No matter how many injunctions, lawsuits, and allegations WWE threw at Lesnar, he kept brushing some off and winning others, proving that even the law is too scared to challenge Brock Lesnar.
3. ‘Macho Man’ Randy Savage
As one of the biggest stars of WWE’s first “Golden Age,” ‘Macho Man’ Randy Savage’s defection to WCW dealt a savage blow (no pun intended) to WWE during a highly difficult time. Although a lot of his success was due to the man’s own skills and natural assets, Vince felt betrayed by his sudden departure and proceeded to mock him whenever possible.
Savage was mocked in cheesy, over-the-top skits such as the ‘Nacho Man’, in an attempt to portray him as a shadow of the megastar that he was in WWE. Of course, the overwhelming majority of fans didn’t fall for those lame segments, especially since Savage would go on to enjoy great success in WCW.
The truth is, WWE could’ve used his departure as an opportunity to elevate a big star without having to resort to mud-slinging. Sadly, Vince simply couldn’t resist the urge to try and take down someone who had helped make his company successful in the first place.
2. Hulk Hogan
When Hulk jumped to WCW, Vince tried to smear his reputation by portraying him as a decrepit old man in those infamous ‘parody’ skits from the mid-1990s. It was Vince’s way of telling the rest of the world that Hogan was nothing outside WWE, and that he couldn’t do anything in the wrestling business anymore.
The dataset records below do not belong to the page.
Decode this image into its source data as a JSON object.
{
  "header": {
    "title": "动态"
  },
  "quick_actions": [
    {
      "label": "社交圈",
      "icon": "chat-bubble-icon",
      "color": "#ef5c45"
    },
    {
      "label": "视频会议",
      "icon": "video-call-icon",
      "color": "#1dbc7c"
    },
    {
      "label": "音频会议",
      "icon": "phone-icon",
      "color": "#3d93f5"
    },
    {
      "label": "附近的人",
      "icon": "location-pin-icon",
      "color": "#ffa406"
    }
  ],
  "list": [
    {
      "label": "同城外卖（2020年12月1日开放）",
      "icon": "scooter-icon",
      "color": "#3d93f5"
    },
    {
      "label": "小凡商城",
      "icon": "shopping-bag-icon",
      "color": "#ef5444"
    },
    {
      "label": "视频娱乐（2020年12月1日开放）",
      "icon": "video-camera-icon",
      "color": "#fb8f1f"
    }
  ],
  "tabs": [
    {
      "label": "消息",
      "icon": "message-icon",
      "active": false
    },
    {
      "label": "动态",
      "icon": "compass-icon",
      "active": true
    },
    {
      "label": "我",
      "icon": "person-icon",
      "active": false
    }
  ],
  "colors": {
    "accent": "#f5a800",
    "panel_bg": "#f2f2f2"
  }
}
Hogan took that plan and threw it in Vince’s face by becoming one of the freshest and most interesting stars of the 1990s with the NWO. Not only did Hogan’s star power stay where it was when he arrived in WCW, but by 1996, he was the biggest star in all of wrestling in North America. As the leader of the NWO, Hogan managed to stay on top of the wrestling business for at least another seven years after leaving WWE, proving to the world that he didn’t need Vince to show what he was capable of.
1. Bret Hart
Despite being one of Vince’s most loyal employees, Vince tried to destroy Bret’s momentum after he left WWE following the “Montreal Screwjob.” With his infamous ‘Bret screwed Bret’, and the subsequent promos he made his wrestlers cut about the Hitman, it was obvious that Vince was trying to demolish Bret’s career.
But if there’s one word that could describe Bret’s fans, it’s ‘loyal.’ They saw right through the smoke and mirrors that Vince was throwing at them, and followed Bret to WCW. Even if his career over there was lackluster compared to his WWE career, he still had a loyal fan following around the world. Ultimately, it was a series of bad decisions on WCW’s part and devastating injuries that ended Bret’s career, and not any malice on the part of Vince McMahon.